Posted 8:34 a.m., Wednesday, December 22, 2010
Tuckerman and Huntington Ravines currently have Moderate avalanche danger. Natural avalanches are unlikely and human triggered avalanches are possible. We have not begun forecasting for the Escape Hatch, Lobster Claw, Lower Snowfields, or Little Headwall due to a general lack of snow in these areas. Forecasting will begin for these areas when conditions warrant although avalanche activity may occur before this point.
In our forecaster’s meeting this morning we had a good discussion of the current issues effecting avalanches that had us going back and forth between a mostly “moderate” situation or trending towards “considerable”. We decided that moderate best reflects today’s stability with a few caveats. Yesterday morning we reached a peak wind speed of 62mph (100kph) on the summit from a northerly direction, which was the highest velocity in quite some time. We anticipate this moved Monday’s 2” of snow and the past several days of modest accumulations before that into a number of southerly aspects. However, some weather forecasts were calling for a NW wind which historically gives us greater instabilities than what actually occurred from the N, hence the “Considerable” forecast. This NW direction did not come to fruition so a number of areas were struggling to meet Tuesday’s rating and likely spent the day sitting in the “Moderate” range.

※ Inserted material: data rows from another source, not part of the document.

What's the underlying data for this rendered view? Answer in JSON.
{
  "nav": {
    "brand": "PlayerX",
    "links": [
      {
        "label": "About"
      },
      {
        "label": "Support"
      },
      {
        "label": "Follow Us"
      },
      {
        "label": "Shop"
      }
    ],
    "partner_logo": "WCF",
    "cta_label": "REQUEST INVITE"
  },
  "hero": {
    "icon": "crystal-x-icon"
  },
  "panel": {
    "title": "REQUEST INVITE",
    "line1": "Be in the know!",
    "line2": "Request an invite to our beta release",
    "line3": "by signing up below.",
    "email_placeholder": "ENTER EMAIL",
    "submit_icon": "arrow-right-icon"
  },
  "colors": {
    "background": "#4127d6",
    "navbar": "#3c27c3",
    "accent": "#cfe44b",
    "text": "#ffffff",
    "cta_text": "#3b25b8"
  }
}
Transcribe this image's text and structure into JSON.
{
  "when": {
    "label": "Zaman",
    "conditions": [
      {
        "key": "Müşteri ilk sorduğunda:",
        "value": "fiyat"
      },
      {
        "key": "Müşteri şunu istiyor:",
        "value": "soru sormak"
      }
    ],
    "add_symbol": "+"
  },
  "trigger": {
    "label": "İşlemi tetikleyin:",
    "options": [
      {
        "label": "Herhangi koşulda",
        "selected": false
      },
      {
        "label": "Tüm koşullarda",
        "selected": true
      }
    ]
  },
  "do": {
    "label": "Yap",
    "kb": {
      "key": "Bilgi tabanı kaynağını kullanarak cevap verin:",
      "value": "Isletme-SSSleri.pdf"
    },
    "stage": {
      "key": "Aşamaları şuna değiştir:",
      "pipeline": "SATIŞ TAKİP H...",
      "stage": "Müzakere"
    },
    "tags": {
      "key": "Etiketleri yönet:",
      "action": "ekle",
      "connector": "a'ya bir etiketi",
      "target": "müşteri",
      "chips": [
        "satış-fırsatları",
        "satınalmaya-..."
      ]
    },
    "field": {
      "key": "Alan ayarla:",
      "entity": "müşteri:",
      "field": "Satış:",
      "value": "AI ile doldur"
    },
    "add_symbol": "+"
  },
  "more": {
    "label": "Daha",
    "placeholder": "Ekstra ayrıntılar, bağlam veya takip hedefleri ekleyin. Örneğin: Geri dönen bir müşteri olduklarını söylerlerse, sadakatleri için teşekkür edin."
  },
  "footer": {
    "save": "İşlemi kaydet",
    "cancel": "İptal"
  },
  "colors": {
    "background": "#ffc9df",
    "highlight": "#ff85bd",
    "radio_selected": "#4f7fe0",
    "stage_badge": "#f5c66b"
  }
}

This morning’s weather report is very similar to yesterday. We picked up another 2” up high as of midnight with a northerly wind currently blowing at about 30mph (48kph). Winds are expected to pick up later today approaching 50+mph (80kph). This should be associated with an additional 1-2” of snow which will put us on an increasing avalanche trend. Generally, we would be most concerned about aspects in the direct lee of the current and expected winds. Today this would mean slopes pointing towards the south. Right now our southerly facing slopes and gullies are still a bit boney nevertheless they do have enough snow to act as a base layer for avalanche activity. But these snow patches are not nearly as large or continuous as they will become later this winter. South facing start zones in Huntington’s Yale, Damnation, and North gullies as well as Tuckerman’s Right Gully and the Lobster Claw are still small and broken up by rocks and bushes in many places. So although it is important to recognize these locations as the primary locales for new loading we have more concern for some of our more well developed aspects. Tuckerman’s Sluice, Lip, Chute, Left Gully and Huntington’s Central have larger snowfields and are more cause for concern than the aforementioned southern aspects. Left Gully and the Chute sit almost perpendicular to today’s wind and usually see some cross-loading as well as scouring with moderate winds. Although close in compass direction to these, the more protected Center Bowl and Lip should see greater snow instabilities and they stand out for us as the main areas to be concerned about. Light snow densities coupled with modest winds should allow the development of scattered soft slab that may be reactive and touchy. As the day progresses be aware that avalanche danger is on an increasing trend allowing a number of open slopes with a south to easterly aspect to move towards the upper end of the Moderate range. As we move into tonight additional snow and winds will have the ratings hedging toward the Considerable definition.
- Safe travel in avalanche terrain requires training and experience. This advisory is just one tool to help you make your own decisions in avalanche terrain. You control your own risk by choosing where, when, and how you travel.
- Anticipate a changing avalanche danger when actual weather differs from the higher summits forecast. For more information contact the Forest Service Snow Rangers, the AMC at the Pinkham Notch Visitor Center, or the caretakers at Hermit Lake Shelters or the Harvard Cabin.
- This advisory expires at midnight. A new advisory will be issued tomorrow.
Christopher Joosen, Snow Ranger
USDA Forest Service
White Mountain National Forest
(603) 466-2713 TTY (603) 466-2856